## DIRECTIONS
Each line below should be copied exactly as it stands.

· · · · · · ·

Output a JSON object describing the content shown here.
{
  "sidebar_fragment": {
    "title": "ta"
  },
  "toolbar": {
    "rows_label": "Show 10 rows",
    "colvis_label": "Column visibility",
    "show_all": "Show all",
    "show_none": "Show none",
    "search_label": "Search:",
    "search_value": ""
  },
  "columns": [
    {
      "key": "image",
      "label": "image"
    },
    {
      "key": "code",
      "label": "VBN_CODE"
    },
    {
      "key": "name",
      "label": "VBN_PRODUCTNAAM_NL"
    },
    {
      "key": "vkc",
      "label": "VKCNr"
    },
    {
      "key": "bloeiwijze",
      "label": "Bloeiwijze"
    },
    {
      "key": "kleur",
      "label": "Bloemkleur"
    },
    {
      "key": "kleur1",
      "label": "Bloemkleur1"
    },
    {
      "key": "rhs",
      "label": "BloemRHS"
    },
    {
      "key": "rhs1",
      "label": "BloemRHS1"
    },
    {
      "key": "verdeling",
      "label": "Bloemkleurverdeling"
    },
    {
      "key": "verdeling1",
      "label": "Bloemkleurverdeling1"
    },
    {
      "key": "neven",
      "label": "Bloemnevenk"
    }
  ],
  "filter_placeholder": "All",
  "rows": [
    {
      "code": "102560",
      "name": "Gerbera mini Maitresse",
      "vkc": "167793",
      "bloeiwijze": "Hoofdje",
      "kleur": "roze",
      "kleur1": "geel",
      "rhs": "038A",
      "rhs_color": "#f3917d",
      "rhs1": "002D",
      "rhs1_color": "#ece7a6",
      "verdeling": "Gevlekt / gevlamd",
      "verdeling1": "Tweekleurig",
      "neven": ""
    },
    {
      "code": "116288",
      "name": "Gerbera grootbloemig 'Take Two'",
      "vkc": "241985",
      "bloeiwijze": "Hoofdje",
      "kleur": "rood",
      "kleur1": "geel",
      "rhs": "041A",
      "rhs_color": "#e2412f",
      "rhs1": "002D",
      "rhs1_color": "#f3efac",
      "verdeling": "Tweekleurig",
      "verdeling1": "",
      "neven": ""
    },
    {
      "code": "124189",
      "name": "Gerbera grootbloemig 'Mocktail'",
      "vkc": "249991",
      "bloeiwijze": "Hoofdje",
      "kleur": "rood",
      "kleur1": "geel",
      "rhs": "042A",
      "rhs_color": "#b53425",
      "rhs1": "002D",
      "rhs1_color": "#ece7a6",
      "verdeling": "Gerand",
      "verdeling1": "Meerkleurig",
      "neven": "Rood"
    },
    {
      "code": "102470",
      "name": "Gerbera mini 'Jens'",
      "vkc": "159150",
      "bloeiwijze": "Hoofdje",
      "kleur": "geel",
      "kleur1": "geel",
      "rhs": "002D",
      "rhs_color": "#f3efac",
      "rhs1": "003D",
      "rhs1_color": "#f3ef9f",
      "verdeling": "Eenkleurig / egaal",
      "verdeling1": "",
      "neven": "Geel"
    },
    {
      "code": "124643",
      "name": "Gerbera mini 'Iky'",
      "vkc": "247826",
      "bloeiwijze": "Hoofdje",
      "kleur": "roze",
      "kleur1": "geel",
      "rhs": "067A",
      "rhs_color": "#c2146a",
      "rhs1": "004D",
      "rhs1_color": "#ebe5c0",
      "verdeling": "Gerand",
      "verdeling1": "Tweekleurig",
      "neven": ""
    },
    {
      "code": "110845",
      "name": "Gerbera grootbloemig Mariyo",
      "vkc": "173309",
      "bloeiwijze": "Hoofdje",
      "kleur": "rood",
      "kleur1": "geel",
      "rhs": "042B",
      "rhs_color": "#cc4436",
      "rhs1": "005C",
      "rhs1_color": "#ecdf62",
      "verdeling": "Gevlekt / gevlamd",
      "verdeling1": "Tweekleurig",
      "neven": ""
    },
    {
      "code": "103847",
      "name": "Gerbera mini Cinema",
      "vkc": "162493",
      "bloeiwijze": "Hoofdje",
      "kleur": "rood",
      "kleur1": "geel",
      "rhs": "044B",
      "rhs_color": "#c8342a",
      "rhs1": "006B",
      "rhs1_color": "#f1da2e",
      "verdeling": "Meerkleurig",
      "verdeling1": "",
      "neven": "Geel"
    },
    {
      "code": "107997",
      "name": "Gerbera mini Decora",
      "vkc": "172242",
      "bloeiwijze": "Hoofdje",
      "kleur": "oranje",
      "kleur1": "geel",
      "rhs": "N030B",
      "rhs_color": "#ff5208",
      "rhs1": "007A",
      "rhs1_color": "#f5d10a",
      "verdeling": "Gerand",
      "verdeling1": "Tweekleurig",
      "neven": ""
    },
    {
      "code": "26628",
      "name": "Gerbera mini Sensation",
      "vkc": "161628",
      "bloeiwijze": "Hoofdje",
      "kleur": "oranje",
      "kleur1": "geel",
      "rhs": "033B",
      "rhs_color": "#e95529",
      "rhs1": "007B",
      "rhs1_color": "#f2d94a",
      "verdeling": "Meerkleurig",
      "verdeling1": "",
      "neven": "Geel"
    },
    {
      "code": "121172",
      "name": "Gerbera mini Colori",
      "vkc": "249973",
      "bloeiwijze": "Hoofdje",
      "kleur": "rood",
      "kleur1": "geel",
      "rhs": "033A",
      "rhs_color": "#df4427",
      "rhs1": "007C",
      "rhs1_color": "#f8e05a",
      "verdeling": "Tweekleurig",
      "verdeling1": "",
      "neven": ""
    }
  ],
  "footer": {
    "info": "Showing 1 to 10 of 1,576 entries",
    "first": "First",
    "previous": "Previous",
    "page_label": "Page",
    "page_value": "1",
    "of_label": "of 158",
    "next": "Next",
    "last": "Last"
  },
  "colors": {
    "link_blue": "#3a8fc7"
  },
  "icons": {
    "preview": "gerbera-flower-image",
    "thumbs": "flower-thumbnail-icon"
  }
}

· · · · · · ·

## ANSWER SECTION
Output a JSON object describing the content shown here.
{
  "sidebar_fragment": {
    "title": "ta"
  },
  "toolbar": {
    "rows_label": "Show 10 rows",
    "colvis_label": "Column visibility",
    "show_all": "Show all",
    "show_none": "Show none",
    "search_label": "Search:",
    "search_value": ""
  },
  "columns": [
    {
      "key": "image",
      "label": "image"
    },
    {
      "key": "code",
      "label": "VBN_CODE"
    },
    {
      "key": "name",
      "label": "VBN_PRODUCTNAAM_NL"
    },
    {
      "key": "vkc",
      "label": "VKCNr"
    },
    {
      "key": "bloeiwijze",
      "label": "Bloeiwijze"
    },
    {
      "key": "kleur",
      "label": "Bloemkleur"
    },
    {
      "key": "kleur1",
      "label": "Bloemkleur1"
    },
    {
      "key": "rhs",
      "label": "BloemRHS"
    },
    {
      "key": "rhs1",
      "label": "BloemRHS1"
    },
    {
      "key": "verdeling",
      "label": "Bloemkleurverdeling"
    },
    {
      "key": "verdeling1",
      "label": "Bloemkleurverdeling1"
    },
    {
      "key": "neven",
      "label": "Bloemnevenk"
    }
  ],
  "filter_placeholder": "All",
  "rows": [
    {
      "code": "102560",
      "name": "Gerbera mini Maitresse",
      "vkc": "167793",
      "bloeiwijze": "Hoofdje",
      "kleur": "roze",
      "kleur1": "geel",
      "rhs": "038A",
      "rhs_color": "#f3917d",
      "rhs1": "002D",
      "rhs1_color": "#ece7a6",
      "verdeling": "Gevlekt / gevlamd",
      "verdeling1": "Tweekleurig",
      "neven": ""
    },
    {
      "code": "116288",
      "name": "Gerbera grootbloemig 'Take Two'",
      "vkc": "241985",
      "bloeiwijze": "Hoofdje",
      "kleur": "rood",
      "kleur1": "geel",
      "rhs": "041A",
      "rhs_color": "#e2412f",
      "rhs1": "002D",
      "rhs1_color": "#f3efac",
      "verdeling": "Tweekleurig",
      "verdeling1": "",
      "neven": ""
    },
    {
      "code": "124189",
      "name": "Gerbera grootbloemig 'Mocktail'",
      "vkc": "249991",
      "bloeiwijze": "Hoofdje",
      "kleur": "rood",
      "kleur1": "geel",
      "rhs": "042A",
      "rhs_color": "#b53425",
      "rhs1": "002D",
      "rhs1_color": "#ece7a6",
      "verdeling": "Gerand",
      "verdeling1": "Meerkleurig",
      "neven": "Rood"
    },
    {
      "code": "102470",
      "name": "Gerbera mini 'Jens'",
      "vkc": "159150",
      "bloeiwijze": "Hoofdje",
      "kleur": "geel",
      "kleur1": "geel",
      "rhs": "002D",
      "rhs_color": "#f3efac",
      "rhs1": "003D",
      "rhs1_color": "#f3ef9f",
      "verdeling": "Eenkleurig / egaal",
      "verdeling1": "",
      "neven": "Geel"
    },
    {
      "code": "124643",
      "name": "Gerbera mini 'Iky'",
      "vkc": "247826",
      "bloeiwijze": "Hoofdje",
      "kleur": "roze",
      "kleur1": "geel",
      "rhs": "067A",
      "rhs_color": "#c2146a",
      "rhs1": "004D",
      "rhs1_color": "#ebe5c0",
      "verdeling": "Gerand",
      "verdeling1": "Tweekleurig",
      "neven": ""
    },
    {
      "code": "110845",
      "name": "Gerbera grootbloemig Mariyo",
      "vkc": "173309",
      "bloeiwijze": "Hoofdje",
      "kleur": "rood",
      "kleur1": "geel",
      "rhs": "042B",
      "rhs_color": "#cc4436",
      "rhs1": "005C",
      "rhs1_color": "#ecdf62",
      "verdeling": "Gevlekt / gevlamd",
      "verdeling1": "Tweekleurig",
      "neven": ""
    },
    {
      "code": "103847",
      "name": "Gerbera mini Cinema",
      "vkc": "162493",
      "bloeiwijze": "Hoofdje",
      "kleur": "rood",
      "kleur1": "geel",
      "rhs": "044B",
      "rhs_color": "#c8342a",
      "rhs1": "006B",
      "rhs1_color": "#f1da2e",
      "verdeling": "Meerkleurig",
      "verdeling1": "",
      "neven": "Geel"
    },
    {
      "code": "107997",
      "name": "Gerbera mini Decora",
      "vkc": "172242",
      "bloeiwijze": "Hoofdje",
      "kleur": "oranje",
      "kleur1": "geel",
      "rhs": "N030B",
      "rhs_color": "#ff5208",
      "rhs1": "007A",
      "rhs1_color": "#f5d10a",
      "verdeling": "Gerand",
      "verdeling1": "Tweekleurig",
      "neven": ""
    },
    {
      "code": "26628",
      "name": "Gerbera mini Sensation",
      "vkc": "161628",
      "bloeiwijze": "Hoofdje",
      "kleur": "oranje",
      "kleur1": "geel",
      "rhs": "033B",
      "rhs_color": "#e95529",
      "rhs1": "007B",
      "rhs1_color": "#f2d94a",
      "verdeling": "Meerkleurig",
      "verdeling1": "",
      "neven": "Geel"
    },
    {
      "code": "121172",
      "name": "Gerbera mini Colori",
      "vkc": "249973",
      "bloeiwijze": "Hoofdje",
      "kleur": "rood",
      "kleur1": "geel",
      "rhs": "033A",
      "rhs_color": "#df4427",
      "rhs1": "007C",
      "rhs1_color": "#f8e05a",
      "verdeling": "Tweekleurig",
      "verdeling1": "",
      "neven": ""
    }
  ],
  "footer": {
    "info": "Showing 1 to 10 of 1,576 entries",
    "first": "First",
    "previous": "Previous",
    "page_label": "Page",
    "page_value": "1",
    "of_label": "of 158",
    "next": "Next",
    "last": "Last"
  },
  "colors": {
    "link_blue": "#3a8fc7"
  },
  "icons": {
    "preview": "gerbera-flower-image",
    "thumbs": "flower-thumbnail-icon"
  }
}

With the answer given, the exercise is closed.